**RECORDED DATA:**

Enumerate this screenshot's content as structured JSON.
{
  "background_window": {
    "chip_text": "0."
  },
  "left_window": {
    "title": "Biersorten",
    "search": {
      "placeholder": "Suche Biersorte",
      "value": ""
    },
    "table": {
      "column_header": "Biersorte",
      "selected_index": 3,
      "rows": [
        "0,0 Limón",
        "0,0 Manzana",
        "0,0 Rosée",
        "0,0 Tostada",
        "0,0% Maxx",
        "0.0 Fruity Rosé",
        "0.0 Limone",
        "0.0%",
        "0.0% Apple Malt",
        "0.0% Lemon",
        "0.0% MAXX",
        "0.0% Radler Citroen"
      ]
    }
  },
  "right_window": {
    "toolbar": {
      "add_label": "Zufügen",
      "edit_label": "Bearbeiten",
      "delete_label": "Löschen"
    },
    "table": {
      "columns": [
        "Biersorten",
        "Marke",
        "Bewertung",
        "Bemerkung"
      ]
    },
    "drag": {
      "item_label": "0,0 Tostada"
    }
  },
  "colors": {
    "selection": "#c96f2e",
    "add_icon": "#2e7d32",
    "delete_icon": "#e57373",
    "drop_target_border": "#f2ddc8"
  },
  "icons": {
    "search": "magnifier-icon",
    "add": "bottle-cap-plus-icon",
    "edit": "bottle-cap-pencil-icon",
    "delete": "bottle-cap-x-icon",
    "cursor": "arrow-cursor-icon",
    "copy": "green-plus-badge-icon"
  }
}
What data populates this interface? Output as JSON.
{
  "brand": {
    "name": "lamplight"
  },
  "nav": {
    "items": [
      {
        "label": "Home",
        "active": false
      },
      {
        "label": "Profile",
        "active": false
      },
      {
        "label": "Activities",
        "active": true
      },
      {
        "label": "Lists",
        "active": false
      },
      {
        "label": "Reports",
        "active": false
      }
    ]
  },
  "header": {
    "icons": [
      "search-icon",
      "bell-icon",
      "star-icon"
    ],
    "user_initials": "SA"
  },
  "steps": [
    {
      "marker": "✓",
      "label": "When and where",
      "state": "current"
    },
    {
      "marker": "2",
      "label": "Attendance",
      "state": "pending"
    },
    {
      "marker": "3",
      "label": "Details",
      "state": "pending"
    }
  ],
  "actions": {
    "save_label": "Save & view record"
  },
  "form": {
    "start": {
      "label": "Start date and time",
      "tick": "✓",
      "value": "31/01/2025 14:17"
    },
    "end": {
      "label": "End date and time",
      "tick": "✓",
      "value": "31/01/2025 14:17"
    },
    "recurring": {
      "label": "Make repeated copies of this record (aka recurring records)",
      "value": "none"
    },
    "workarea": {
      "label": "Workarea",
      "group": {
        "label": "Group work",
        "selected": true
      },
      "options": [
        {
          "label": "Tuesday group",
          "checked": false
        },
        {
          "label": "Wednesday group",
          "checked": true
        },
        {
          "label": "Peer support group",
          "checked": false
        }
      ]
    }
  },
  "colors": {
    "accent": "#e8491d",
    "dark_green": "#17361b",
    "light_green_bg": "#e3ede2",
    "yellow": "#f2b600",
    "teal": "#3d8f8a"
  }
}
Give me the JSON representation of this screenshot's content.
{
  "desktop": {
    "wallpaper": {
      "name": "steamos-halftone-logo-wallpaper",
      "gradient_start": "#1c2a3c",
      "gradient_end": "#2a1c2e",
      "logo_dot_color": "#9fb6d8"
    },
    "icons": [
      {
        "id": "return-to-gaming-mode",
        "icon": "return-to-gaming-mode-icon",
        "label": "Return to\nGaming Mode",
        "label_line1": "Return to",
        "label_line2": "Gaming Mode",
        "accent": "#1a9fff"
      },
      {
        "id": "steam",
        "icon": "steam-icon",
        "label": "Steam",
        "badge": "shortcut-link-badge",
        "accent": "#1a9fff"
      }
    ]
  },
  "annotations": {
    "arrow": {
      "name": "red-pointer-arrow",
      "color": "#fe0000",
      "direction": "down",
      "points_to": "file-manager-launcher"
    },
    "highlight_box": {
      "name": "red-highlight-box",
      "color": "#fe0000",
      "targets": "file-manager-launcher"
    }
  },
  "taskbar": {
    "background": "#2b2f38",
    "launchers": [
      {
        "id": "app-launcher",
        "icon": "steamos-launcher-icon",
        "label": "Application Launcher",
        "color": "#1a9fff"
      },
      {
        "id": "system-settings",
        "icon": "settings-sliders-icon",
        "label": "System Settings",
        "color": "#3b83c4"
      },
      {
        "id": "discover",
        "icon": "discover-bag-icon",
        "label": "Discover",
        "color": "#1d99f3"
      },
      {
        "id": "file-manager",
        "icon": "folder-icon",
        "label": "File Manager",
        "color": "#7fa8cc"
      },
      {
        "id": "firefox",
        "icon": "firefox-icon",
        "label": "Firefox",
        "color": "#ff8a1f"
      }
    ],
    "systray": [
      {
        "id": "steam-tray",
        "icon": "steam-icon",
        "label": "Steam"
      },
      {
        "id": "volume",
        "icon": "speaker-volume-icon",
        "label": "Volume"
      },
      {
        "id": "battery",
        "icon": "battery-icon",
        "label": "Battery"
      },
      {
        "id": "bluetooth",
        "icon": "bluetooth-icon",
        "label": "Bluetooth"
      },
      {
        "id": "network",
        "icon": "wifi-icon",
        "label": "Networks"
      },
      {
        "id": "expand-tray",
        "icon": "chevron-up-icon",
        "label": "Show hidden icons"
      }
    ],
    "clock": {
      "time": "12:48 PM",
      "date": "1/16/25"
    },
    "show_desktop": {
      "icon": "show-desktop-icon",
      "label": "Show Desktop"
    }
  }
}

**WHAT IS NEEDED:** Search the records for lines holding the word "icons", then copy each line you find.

**WRITTEN REPLY:**
  "icons": {
    "icons": [
    "icons": [
        "label": "Show hidden icons"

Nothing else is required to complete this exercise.